California already has a Renewable Portfolio Standard (RPS) in place that will require utilities to get 20% of their energy from renewable sources by 2010. Prop 7 will go even further in requiring utilities to get 50% of their energy from renewable sources by the year 2025.

However, one of the problems in changing from conventional to renewable energy is that the steady transmission of that renewable energy from its source to the end user is not always possible. Or, if it is possible, it will cost more than any of us can afford to pay. Either the energy source itself is intermittent or the ability to transmit it from point A to point B is not there. Looking at it that way, mandating an RPS of 50% is like trying to get blood out of a turnip. Without a reliable energy source or an adequate transmission infrastructure in place, it’s just not going to happen.

A similar argument could be made against Prop 10, which wants the state of California to pick up the tab for alternative fuel vehicles by offering rebates to those who purchase those vehicles.
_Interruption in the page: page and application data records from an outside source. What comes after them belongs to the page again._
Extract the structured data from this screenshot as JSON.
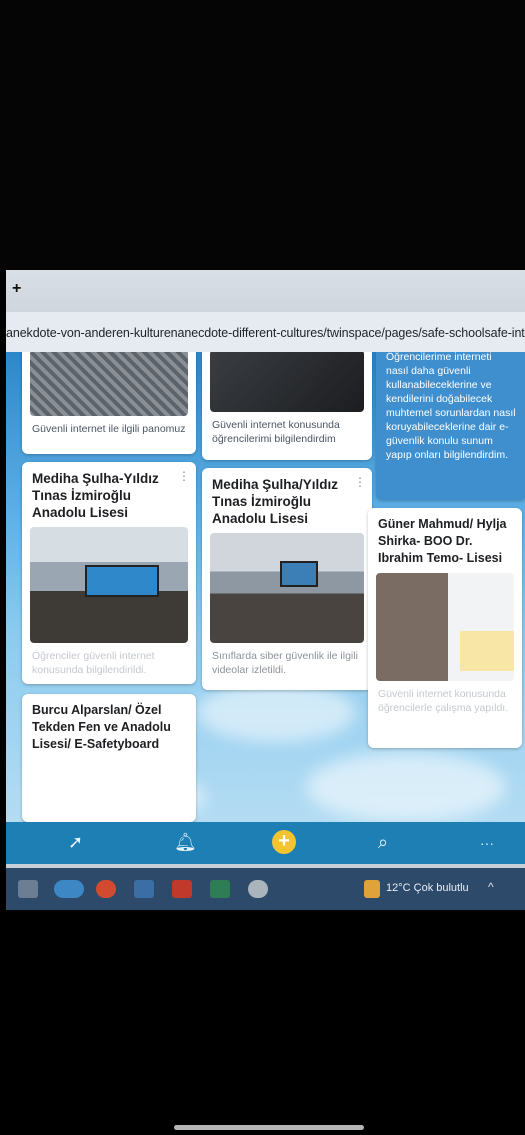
{
  "browser": {
    "new_tab_label": "+",
    "url": "anekdote-von-anderen-kulturenanecdote-different-cultures/twinspace/pages/safe-schoolsafe-int"
  },
  "board": {
    "cards": [
      {
        "caption": "Güvenli internet ile ilgili panomuz"
      },
      {
        "caption": "Güvenli internet konusunda öğrencilerimi bilgilendirdim"
      },
      {
        "text": "Öğrencilerime interneti nasıl daha güvenli kullanabileceklerine ve kendilerini doğabilecek muhtemel sorunlardan nasıl koruyabileceklerine dair e-güvenlik konulu  sunum yapıp onları bilgilendirdim."
      },
      {
        "title": "Mediha Şulha-Yıldız Tınas İzmiroğlu Anadolu Lisesi",
        "caption": "Öğrenciler güvenli internet konusunda bilgilendirildi."
      },
      {
        "title": "Mediha Şulha/Yıldız Tınas İzmiroğlu Anadolu Lisesi",
        "caption": "Sınıflarda siber güvenlik ile ilgili videolar izletildi."
      },
      {
        "title": "Güner Mahmud/ Hylja Shirka- BOO Dr. Ibrahim Temo- Lisesi",
        "caption": "Güvenli internet konusunda öğrencilerle çalışma yapıldı."
      },
      {
        "title": "Burcu Alparslan/ Özel Tekden Fen ve Anadolu Lisesi/ E-Safetyboard"
      }
    ]
  },
  "toolbar": {
    "add_label": "+",
    "more_label": "···"
  },
  "taskbar": {
    "weather": "12°C  Çok bulutlu"
  }
}
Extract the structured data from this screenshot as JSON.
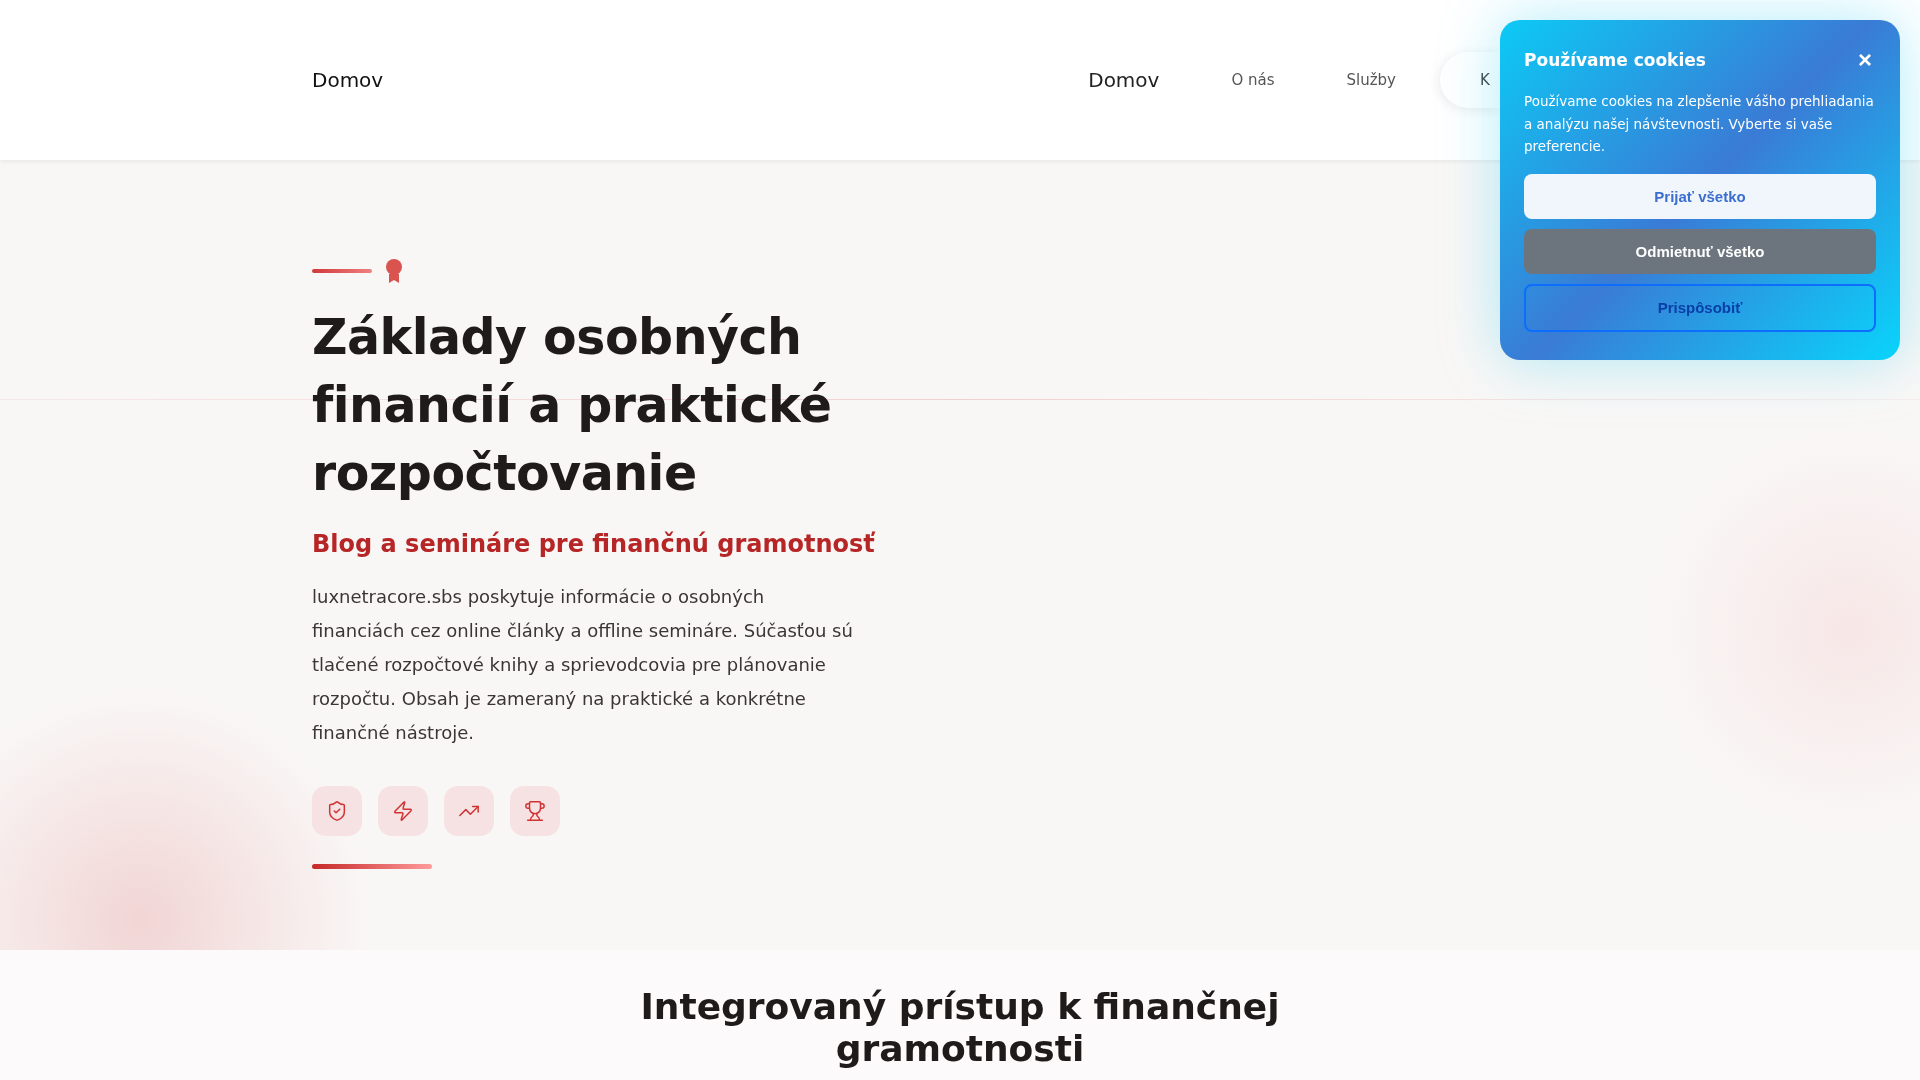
{
  "header": {
    "logo": "Domov",
    "nav": [
      {
        "label": "Domov",
        "selected": true
      },
      {
        "label": "O nás",
        "selected": false
      },
      {
        "label": "Služby",
        "selected": false
      }
    ],
    "nav_button": "K"
  },
  "cookie_banner": {
    "title": "Používame cookies",
    "close": "×",
    "text": "Používame cookies na zlepšenie vášho prehliadania a analýzu našej návštevnosti. Vyberte si vaše preferencie.",
    "buttons": [
      {
        "label": "Prijať všetko",
        "kind": "accept"
      },
      {
        "label": "Odmietnuť všetko",
        "kind": "reject"
      },
      {
        "label": "Prispôsobiť",
        "kind": "customize"
      }
    ]
  },
  "hero": {
    "title": "Základy osobných financií a praktické rozpočtovanie",
    "subtitle": "Blog a semináre pre finančnú gramotnosť",
    "text": "luxnetracore.sbs poskytuje informácie o osobných financiách cez online články a offline semináre. Súčasťou sú tlačené rozpočtové knihy a sprievodcovia pre plánovanie rozpočtu. Obsah je zameraný na praktické a konkrétne finančné nástroje.",
    "features": [
      {
        "kind": "shield"
      },
      {
        "kind": "bolt"
      },
      {
        "kind": "chart"
      },
      {
        "kind": "trophy"
      }
    ]
  },
  "section": {
    "title": "Integrovaný prístup k finančnej gramotnosti"
  }
}
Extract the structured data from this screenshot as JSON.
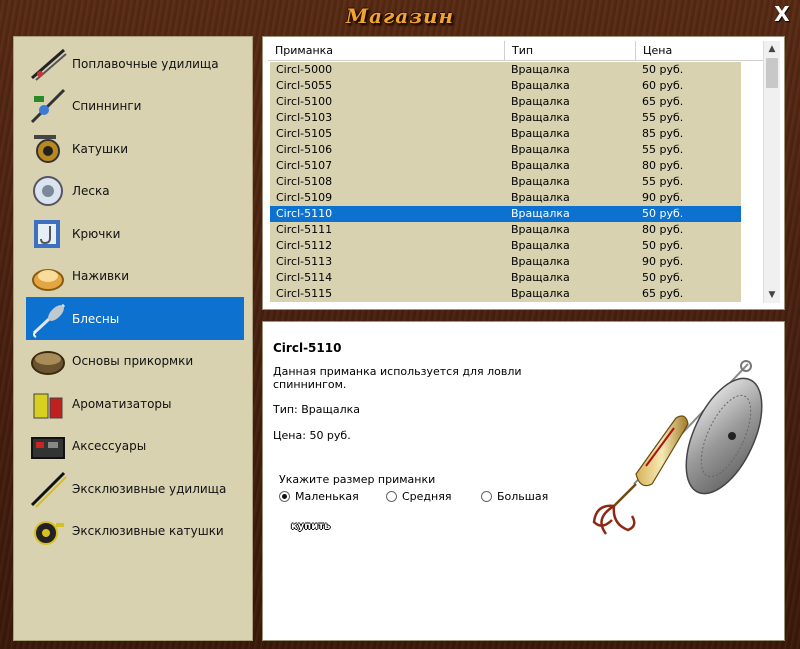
{
  "window": {
    "title": "Магазин",
    "close_label": "X"
  },
  "categories": [
    {
      "label": "Поплавочные удилища",
      "icon": "float-rod-icon"
    },
    {
      "label": "Спиннинги",
      "icon": "spinning-rod-icon"
    },
    {
      "label": "Катушки",
      "icon": "reel-icon"
    },
    {
      "label": "Леска",
      "icon": "fishing-line-icon"
    },
    {
      "label": "Крючки",
      "icon": "hooks-icon"
    },
    {
      "label": "Наживки",
      "icon": "bait-icon"
    },
    {
      "label": "Блесны",
      "icon": "lure-icon",
      "active": true
    },
    {
      "label": "Основы прикормки",
      "icon": "groundbait-icon"
    },
    {
      "label": "Ароматизаторы",
      "icon": "flavor-icon"
    },
    {
      "label": "Аксессуары",
      "icon": "accessories-icon"
    },
    {
      "label": "Эксклюзивные удилища",
      "icon": "exclusive-rod-icon"
    },
    {
      "label": "Эксклюзивные катушки",
      "icon": "exclusive-reel-icon"
    }
  ],
  "table": {
    "headers": [
      "Приманка",
      "Тип",
      "Цена"
    ],
    "rows": [
      [
        "Circl-5000",
        "Вращалка",
        "50 руб."
      ],
      [
        "Circl-5055",
        "Вращалка",
        "60 руб."
      ],
      [
        "Circl-5100",
        "Вращалка",
        "65 руб."
      ],
      [
        "Circl-5103",
        "Вращалка",
        "55 руб."
      ],
      [
        "Circl-5105",
        "Вращалка",
        "85 руб."
      ],
      [
        "Circl-5106",
        "Вращалка",
        "55 руб."
      ],
      [
        "Circl-5107",
        "Вращалка",
        "80 руб."
      ],
      [
        "Circl-5108",
        "Вращалка",
        "55 руб."
      ],
      [
        "Circl-5109",
        "Вращалка",
        "90 руб."
      ],
      [
        "Circl-5110",
        "Вращалка",
        "50 руб."
      ],
      [
        "Circl-5111",
        "Вращалка",
        "80 руб."
      ],
      [
        "Circl-5112",
        "Вращалка",
        "50 руб."
      ],
      [
        "Circl-5113",
        "Вращалка",
        "90 руб."
      ],
      [
        "Circl-5114",
        "Вращалка",
        "50 руб."
      ],
      [
        "Circl-5115",
        "Вращалка",
        "65 руб."
      ]
    ],
    "selected_index": 9
  },
  "detail": {
    "name": "Circl-5110",
    "description": "Данная приманка используется для ловли спиннингом.",
    "type_line": "Тип: Вращалка",
    "price_line": "Цена: 50 руб.",
    "size_prompt": "Укажите размер приманки",
    "sizes": [
      "Маленькая",
      "Средняя",
      "Большая"
    ],
    "selected_size": 0,
    "buy_label": "купить"
  },
  "colors": {
    "accent": "#0c71cf",
    "panel": "#d8d2b1",
    "title": "#f0a330"
  }
}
That may sound okay at first glance, but what it really translates to is a lot of natural gas vehicles on the road…and not a natural gas station in sight.

Politicians just don’t seem to realize that their job is not to mandate change or to make a market for a particular product but to facilitate change and allow the market to do what it does best – address people’s needs during times of change.

People will change if the change makes sense. If my electric bills jump from, say, $100 to $200 per month, I’ll start looking for ways to conserve energy and also start looking at alternative energy sources…if they are available at a price I can afford.

By the same token, if I’m driving a gas guzzler and gas goes up to $4 or $5 per gallon, chances are I’ll consider making a change to a more fuel efficient vehicle. If gas goes up to $10 per gallon, I’ll definitely make that change. Why? Because it makes sense.

Mandating utilities to purchase a fixed percentage of energy from renewable sources or paying companies to purchase a fleet of alternative fuel vehicles, however desirable those actions might be, is like building a dam. It solves one problem but doesn’t take into consideration the downstream effects on the natural ecosystem…or, in this case, the free market ecosystem.

If we really want to switch to renewable energy, then our focus should be on ways to incentivize the production and use of renewables and to implement a “full cost” accounting of fossil fuel production. That way, consumers can make the best choices given the technologies at hand.